At BGE science is assessed through end of unit tests at the end of each topic (preparing them for the retention of information required in the senior phase) combined with experimental write ups and short research reports.
S3 and 4 Environmental Science
For pupils who have not yet attained Level three in Science by the end of S2 the S3/4 Environmental Science Course encourages the development of skills and resourcefulness, which lead to becoming a confident individual. Successful learners in environmental science think creatively, analyse and solve problems. Environmental science aims to produce responsible citizens, through studying relevant areas such as the living environment, the Earth’s resources and sustainability. Learners will be able to develop their communication and collaborative working skills.
Environmental science is an inter-disciplinary subject, which draws from the sciences and social sciences. The Course is practical and experiential and develops scientific awareness of environmental issues. Environmental scientists are involved in tackling issues such as global climate change, pollution, use of land and water resources and changes in wildlife habitats.
Pupils study three units throughout the course:
Living Environment: interdependence; adaptation for survival; the impact of population growth and natural hazards on biodiversity; and the nitrogen cycle and the environmental impact of fertilisers.
Earth’s Resources: the responsible use and conservation of non-renewable and renewable resources; the formation and use of fossil fuels; the derivation and uses of materials derived from crude oil; the risks and benefits of different energy sources, including those produced from plants; the carbon cycle and processes involved in maintaining the balance of gases in the air, and the causes and implications of changes in the balance.
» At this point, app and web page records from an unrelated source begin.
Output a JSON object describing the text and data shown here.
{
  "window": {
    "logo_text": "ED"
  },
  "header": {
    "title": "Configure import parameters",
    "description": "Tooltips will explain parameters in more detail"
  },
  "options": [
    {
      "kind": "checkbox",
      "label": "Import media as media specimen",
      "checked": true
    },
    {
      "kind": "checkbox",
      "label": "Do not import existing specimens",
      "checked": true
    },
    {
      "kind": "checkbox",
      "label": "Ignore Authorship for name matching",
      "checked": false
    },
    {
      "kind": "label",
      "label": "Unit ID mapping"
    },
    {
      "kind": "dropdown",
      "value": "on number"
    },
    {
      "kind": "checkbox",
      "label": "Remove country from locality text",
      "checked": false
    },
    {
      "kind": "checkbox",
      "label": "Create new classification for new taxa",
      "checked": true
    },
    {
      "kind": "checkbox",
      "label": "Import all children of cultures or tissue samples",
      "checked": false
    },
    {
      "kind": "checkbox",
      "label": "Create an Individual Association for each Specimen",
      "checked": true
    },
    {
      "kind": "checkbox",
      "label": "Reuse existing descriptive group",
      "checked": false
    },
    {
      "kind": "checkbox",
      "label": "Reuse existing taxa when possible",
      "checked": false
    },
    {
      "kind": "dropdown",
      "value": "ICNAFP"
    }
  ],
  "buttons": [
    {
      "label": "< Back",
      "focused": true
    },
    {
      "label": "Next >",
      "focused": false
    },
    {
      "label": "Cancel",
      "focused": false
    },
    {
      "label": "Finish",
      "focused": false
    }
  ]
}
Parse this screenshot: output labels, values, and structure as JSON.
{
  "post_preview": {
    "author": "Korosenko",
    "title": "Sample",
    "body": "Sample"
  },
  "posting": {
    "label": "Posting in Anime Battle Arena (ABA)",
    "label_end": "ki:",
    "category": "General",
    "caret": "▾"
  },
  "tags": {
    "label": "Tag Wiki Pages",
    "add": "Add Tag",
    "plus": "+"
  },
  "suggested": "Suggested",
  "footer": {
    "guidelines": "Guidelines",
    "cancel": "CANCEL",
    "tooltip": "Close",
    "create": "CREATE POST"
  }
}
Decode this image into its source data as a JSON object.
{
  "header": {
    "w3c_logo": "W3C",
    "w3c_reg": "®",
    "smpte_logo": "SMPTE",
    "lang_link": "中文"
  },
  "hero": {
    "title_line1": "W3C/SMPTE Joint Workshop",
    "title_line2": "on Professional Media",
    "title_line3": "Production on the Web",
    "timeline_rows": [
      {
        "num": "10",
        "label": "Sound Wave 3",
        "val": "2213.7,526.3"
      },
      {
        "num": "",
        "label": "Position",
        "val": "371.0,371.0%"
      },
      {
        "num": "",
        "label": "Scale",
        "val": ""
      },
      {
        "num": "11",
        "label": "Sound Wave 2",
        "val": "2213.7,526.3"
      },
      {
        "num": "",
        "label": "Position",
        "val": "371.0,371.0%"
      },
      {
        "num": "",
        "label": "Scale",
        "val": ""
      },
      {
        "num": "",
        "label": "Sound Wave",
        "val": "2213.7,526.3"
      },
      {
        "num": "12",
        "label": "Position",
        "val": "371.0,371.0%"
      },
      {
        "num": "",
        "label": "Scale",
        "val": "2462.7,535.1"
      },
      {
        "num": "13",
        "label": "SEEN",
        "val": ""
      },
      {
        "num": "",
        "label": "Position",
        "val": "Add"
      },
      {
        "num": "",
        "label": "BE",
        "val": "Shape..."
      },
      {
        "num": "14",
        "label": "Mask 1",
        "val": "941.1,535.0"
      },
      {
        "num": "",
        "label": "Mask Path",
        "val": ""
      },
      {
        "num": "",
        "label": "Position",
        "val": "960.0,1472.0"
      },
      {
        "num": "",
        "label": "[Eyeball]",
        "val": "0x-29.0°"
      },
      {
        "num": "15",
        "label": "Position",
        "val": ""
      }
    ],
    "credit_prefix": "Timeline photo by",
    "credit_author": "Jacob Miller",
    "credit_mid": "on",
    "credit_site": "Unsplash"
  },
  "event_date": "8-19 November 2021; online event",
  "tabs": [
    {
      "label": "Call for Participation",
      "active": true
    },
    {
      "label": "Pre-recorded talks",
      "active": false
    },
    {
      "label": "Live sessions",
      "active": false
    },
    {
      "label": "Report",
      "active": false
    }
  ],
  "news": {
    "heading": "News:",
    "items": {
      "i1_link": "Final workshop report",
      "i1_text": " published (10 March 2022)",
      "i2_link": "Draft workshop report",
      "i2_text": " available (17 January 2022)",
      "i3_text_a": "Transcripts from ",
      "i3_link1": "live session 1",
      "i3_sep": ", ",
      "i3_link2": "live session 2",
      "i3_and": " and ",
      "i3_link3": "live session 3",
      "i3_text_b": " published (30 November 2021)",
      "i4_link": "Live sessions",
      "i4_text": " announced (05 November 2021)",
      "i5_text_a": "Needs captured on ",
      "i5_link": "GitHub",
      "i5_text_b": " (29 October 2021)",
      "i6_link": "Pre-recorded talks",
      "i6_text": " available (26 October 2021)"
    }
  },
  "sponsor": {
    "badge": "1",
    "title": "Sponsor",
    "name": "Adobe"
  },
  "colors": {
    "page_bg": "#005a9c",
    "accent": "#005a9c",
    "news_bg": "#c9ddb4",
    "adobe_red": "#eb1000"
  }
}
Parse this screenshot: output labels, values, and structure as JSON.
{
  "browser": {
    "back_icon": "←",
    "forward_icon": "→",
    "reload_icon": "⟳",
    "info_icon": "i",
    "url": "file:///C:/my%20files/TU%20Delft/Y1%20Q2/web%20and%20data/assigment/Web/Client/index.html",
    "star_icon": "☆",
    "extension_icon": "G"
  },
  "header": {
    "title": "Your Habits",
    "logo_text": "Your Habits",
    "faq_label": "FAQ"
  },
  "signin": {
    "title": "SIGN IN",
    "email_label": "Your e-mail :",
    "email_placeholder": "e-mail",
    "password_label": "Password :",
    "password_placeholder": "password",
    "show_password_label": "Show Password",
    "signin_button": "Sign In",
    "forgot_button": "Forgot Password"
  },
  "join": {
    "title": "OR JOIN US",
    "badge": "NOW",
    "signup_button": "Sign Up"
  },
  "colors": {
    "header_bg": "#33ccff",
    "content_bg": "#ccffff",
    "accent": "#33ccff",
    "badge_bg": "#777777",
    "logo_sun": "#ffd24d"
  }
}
Sustainability: the sustainability of key natural resources and possible implications for human activity; the interaction between humans and the environment and the impact of human activity on an area; the role of agriculture in the production of food and raw material and its environmental impacts and sustainability; society’s energy needs and the impact of developments in transport infrastructure in a selected area; and development of sustainable systems.
Assessment for National 4 Environmental Science
Several internally assessed components build up the portfolio for a pass at N4- an investigation write up, three end of unit tests and an Added Value Unit (Research Report). These build up into a folder of evidence that may be submitted for verification to SQA.
N4 Environmental Science provides a good base for progression to N5 Sciences in S5.
In first year our S6 Scientists run Science club for the incoming S1. In the senior years our scientists are encouraged to apply for the Nuffield Award Scheme and Strathclyde University’s Space School.
S1 and S2 Scientists take part in the Midlothian Science Festival during the first week of October every year. They are visited by Scientists from the Roslin Institute, University of Edinburgh and other research establishments and gain an insight into scientific research. In late February before they make their course choices S2 visit the STEM HIVE a Science careers showcase held at the National Museum of Scotland. Small teams of Penicuik Scientists also take part in opportunities such as Project Dragonfly (Heriot Watt University) and the Faraday Challenge.
Members of the Science Department
Alison MacFadyen (Science, Biology and Physics) – Principal Teacher
Katy Alder (Science and Chemistry)
Jessica Burrows (Science and Biology)
Ellie Campbell (Science and Chemistry)
Cathie Redford (Science and Physics)
Samantha Cochrane (Science and Biology)